Apology over maternity unit 'closure' at Glasgow hospital
A hospital has apologised after women in labour were refused admission to a Glasgow maternity unit because of overcrowding.
NHS Greater Glasgow and Clyde said the issue affected five women who presented at the Queen Elizabeth University Hospital (QEUH) on Thursday.
The women were either diverted to other hospitals or had their planned procedures delayed.
The health board blamed a higher than normal level of admissions.
They also said that a number of women and babies within the unit at QEUH had experienced complications.
The Royal College of Midwives in Scotland said they were working with management at the hospital to ensure there were an adequate number of midwives.
'Peaks in demand'
A spokeswoman for the health authority said the maternity unit had been closed to new admissions between 09:00 and 15:00 on Thursday.
She said the divert order had now been lifted and the hospital had returned to normal service.
She added: "We have an arrangement where we use our three maternities to manage peaks in demand across NHS Greater Glasgow and Clyde.
"The divert - to the nearby Royal Alexandra Hospital and the Princess Royal Maternity - was put in place due to a high number of admissions to the QEUH and a number of women and babies developing complications.
"We arranged for three women to be admitted to other maternity hospitals in our area and a further two women had their planned procedures safely deferred for a matter of hours.
"Patient safety was maintained at all times. We would like to apologise to anyone to whom this caused any distress."
The health authority is currently consulting on plans to save about £69m on its budget in the coming year.

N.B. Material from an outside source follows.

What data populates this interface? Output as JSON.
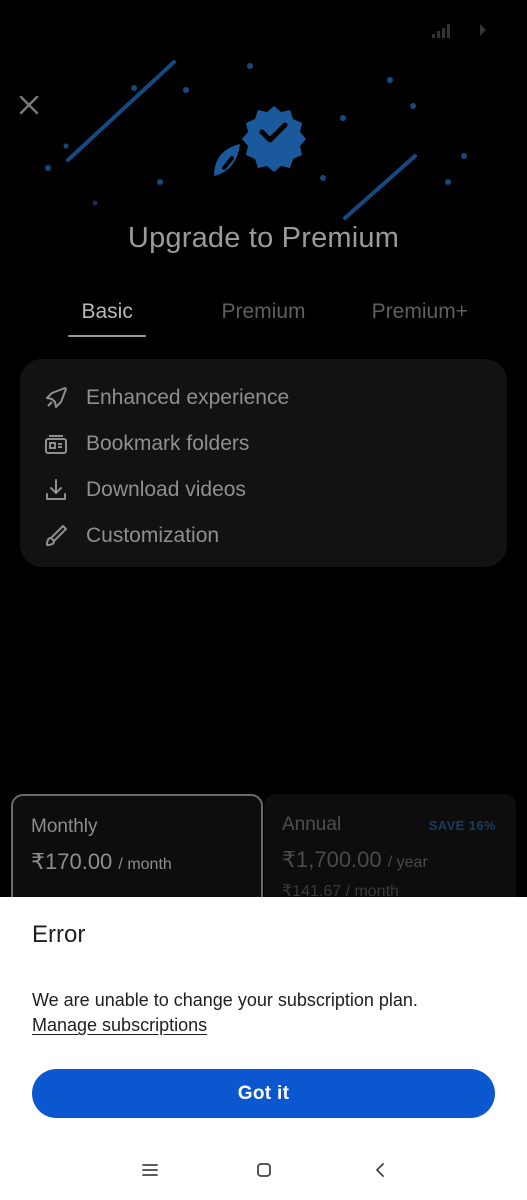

Mary Ross Davie, director of the Royal College of Midwives in Scotland, acknowledged the unit had faced pressure in recent month but denied the issue was related to a reduction in the number of beds available.
She said: "We have been aware of pressure in Queen Elizabeth University Hospital. It seems particularly to have arisen as a result of the number of births that have been taking place in the past few months.
"These increases in demand and activity have been putting pressure on the system.
"We are actively working with management at the hospital to make sure we have a safe level of midwives within the unit."
However, Ms Davie said it was right that the hospital had apologised to the women affected.
She added: "It is difficult and distressing for a woman who has a birth plan and is expecting to have her baby under certain circumstances only to be told at the last minute that things will be different, so it is appropriate that the health board has apologised."